Node.js can be used to create serverless applications and websites - performing server-side scripting functions and producing dynamic web content, and we use it extensively in our serverless applications and microservices built using Lambda functions in Amazon Web Services (AWS).
As part of the regular Node.js release cycle, version 8.x will become end-of-life on December 31st 2019 - and this version of Node.js will no longer receive updates or security patches.
The latest Node.js 8.x release made on 9th October 2019 contained a large number of functional updates, and the previous release was a security release containing 8 CVE patches. Node 8.x is still reliant on regular updates to maintain its security, however from December 31st 2019 it will no longer receive any updates at all.
What is AWS's Node.js 8 deprecation process?
For Node.js 8.x used in AWS Lambda, there will be 2 stages to the runtime deprecation process:
- From 6th January, 2020, customers will no longer be able to create functions using Node.js 8.10
- From 3rd February, 2020, customers will no longer be able to update functions using Node.js 8.10
After February 30th, function creation and updates will be permanently disabled, although existing Node 8.x functions will still be available to process invocation events.
Updating AWS Lambda functions to upgrade from Node.js 8.x
At time of writing, AWS Lambda does not currently support the most recent release of Node.js, version 12.x, so we'll be looking to update our Lambda functions from Node.js 8.x to Node.js 10.x.
One of the great things about AWS Lambda is that you just choose the runtime and major version - they take care of the minor and patch versions and all necessary updates.
However, when moving from one major version to another there are a number of considerations to make.
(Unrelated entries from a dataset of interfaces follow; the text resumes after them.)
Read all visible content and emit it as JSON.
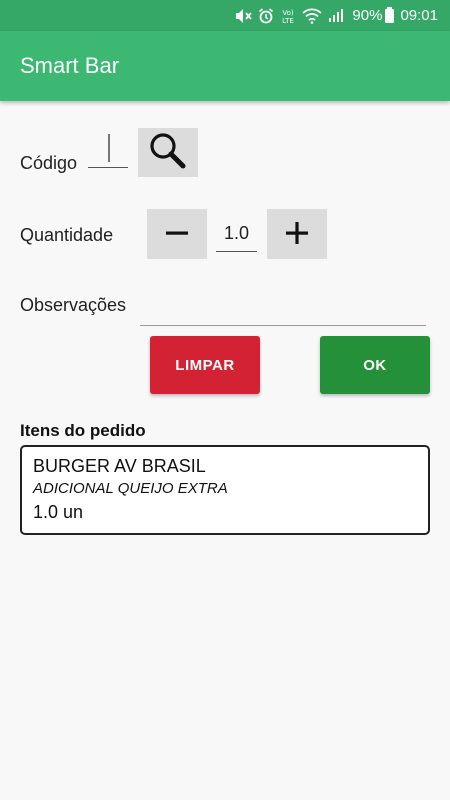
{
  "status_bar": {
    "battery": "90%",
    "time": "09:01",
    "network_label": "Vo) LTE",
    "icons": [
      "mute-icon",
      "alarm-icon",
      "volte-icon",
      "wifi-icon",
      "signal-icon",
      "battery-icon"
    ]
  },
  "app_bar": {
    "title": "Smart Bar"
  },
  "form": {
    "codigo_label": "Código",
    "codigo_value": "",
    "quantidade_label": "Quantidade",
    "quantidade_value": "1.0",
    "observacoes_label": "Observações",
    "observacoes_value": ""
  },
  "buttons": {
    "limpar_label": "LIMPAR",
    "ok_label": "OK"
  },
  "colors": {
    "status_bar": "#35a868",
    "app_bar": "#3cb873",
    "limpar": "#d32234",
    "ok": "#24913a",
    "icon_button": "#dcdcdc"
  },
  "order": {
    "title": "Itens do pedido",
    "items": [
      {
        "name": "BURGER AV BRASIL",
        "note": "ADICIONAL QUEIJO EXTRA",
        "qty": "1.0 un"
      }
    ]
  }
}
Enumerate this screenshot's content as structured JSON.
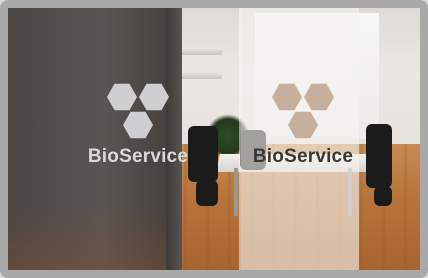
{
  "image": {
    "description_text": "",
    "brand_left": "BioService",
    "brand_right": "BioService"
  },
  "colors": {
    "frame": "#a9a9a9",
    "dark_panel": "#4b4745",
    "frosted_glass": "#f5f4f0",
    "floor_wood": "#b8733a",
    "logo_light": "#d9d9db",
    "logo_dark": "#3b3735"
  }
}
Before updating our production Lambdas we'll be following a process:
- Provisioning the Lambda code either locally or in a safe development environment
- Running them against the lastest version of Node.js 10.x
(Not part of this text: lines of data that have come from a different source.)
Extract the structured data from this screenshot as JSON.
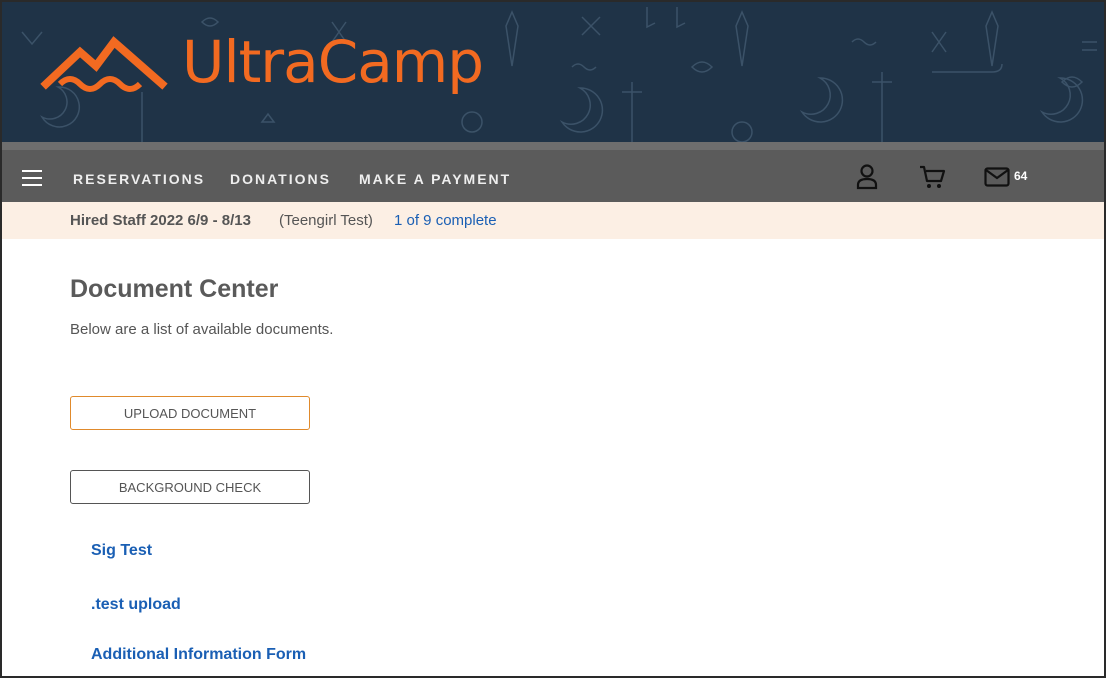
{
  "brand": {
    "name": "UltraCamp",
    "color": "#f26a21",
    "banner_color": "#1f3347"
  },
  "nav": {
    "items": [
      {
        "label": "RESERVATIONS"
      },
      {
        "label": "DONATIONS"
      },
      {
        "label": "MAKE A PAYMENT"
      }
    ],
    "icons": [
      "hamburger-menu-icon",
      "user-icon",
      "cart-icon",
      "envelope-icon"
    ],
    "message_count": "64"
  },
  "session_bar": {
    "session": "Hired Staff 2022 6/9 - 8/13",
    "person": "(Teengirl Test)",
    "progress": "1 of 9 complete"
  },
  "main": {
    "title": "Document Center",
    "subtitle": "Below are a list of available documents.",
    "upload_button": "UPLOAD DOCUMENT",
    "background_button": "BACKGROUND CHECK",
    "documents": [
      {
        "label": "Sig Test"
      },
      {
        "label": ".test upload"
      },
      {
        "label": "Additional Information Form"
      }
    ]
  }
}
- Updating dependencies to ensure compatibility
- Running tests and confirming expected behaviour
- Re-writing Lambda code and/or replacing incompatible dependencies
- Updating our Lambda deploy scripts to ensure the new 10.x runtime is specified
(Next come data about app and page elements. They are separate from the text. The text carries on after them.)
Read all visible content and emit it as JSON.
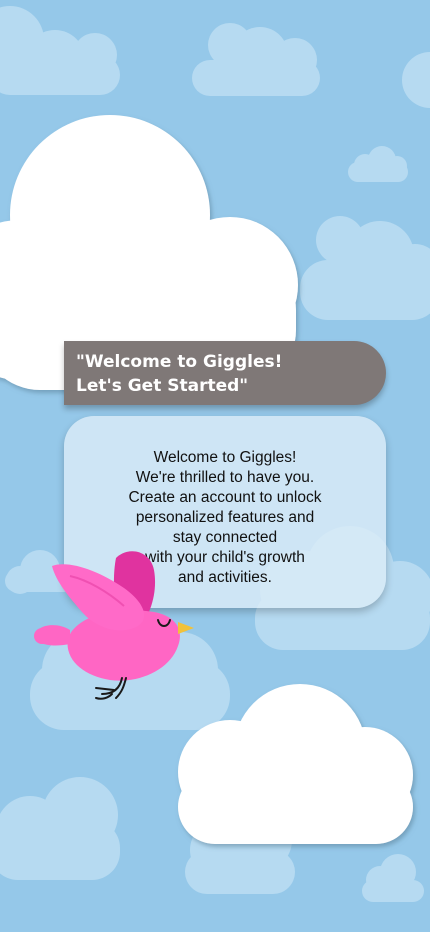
{
  "theme": {
    "sky_color": "#95c8e9",
    "banner_color": "#7f7877",
    "bird_pink": "#ff66c4",
    "bird_wing": "#e0339f",
    "beak": "#f2c23a"
  },
  "welcome": {
    "title_line1": "\"Welcome to Giggles!",
    "title_line2": "Let's Get Started\""
  },
  "message": {
    "lines": [
      "Welcome to Giggles!",
      "We're thrilled to have you.",
      "Create an account to unlock",
      "personalized features and",
      "stay connected",
      "with your child's growth",
      "and activities."
    ]
  },
  "decorations": {
    "mascot": "pink-bird-icon",
    "background": "cloud-icon"
  }
}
- Deploying the changes into our production environments
We've already begun this process for our own Lambda functions, and we'll be assisting our clients over the next few months to ensure all the updates are made in good time.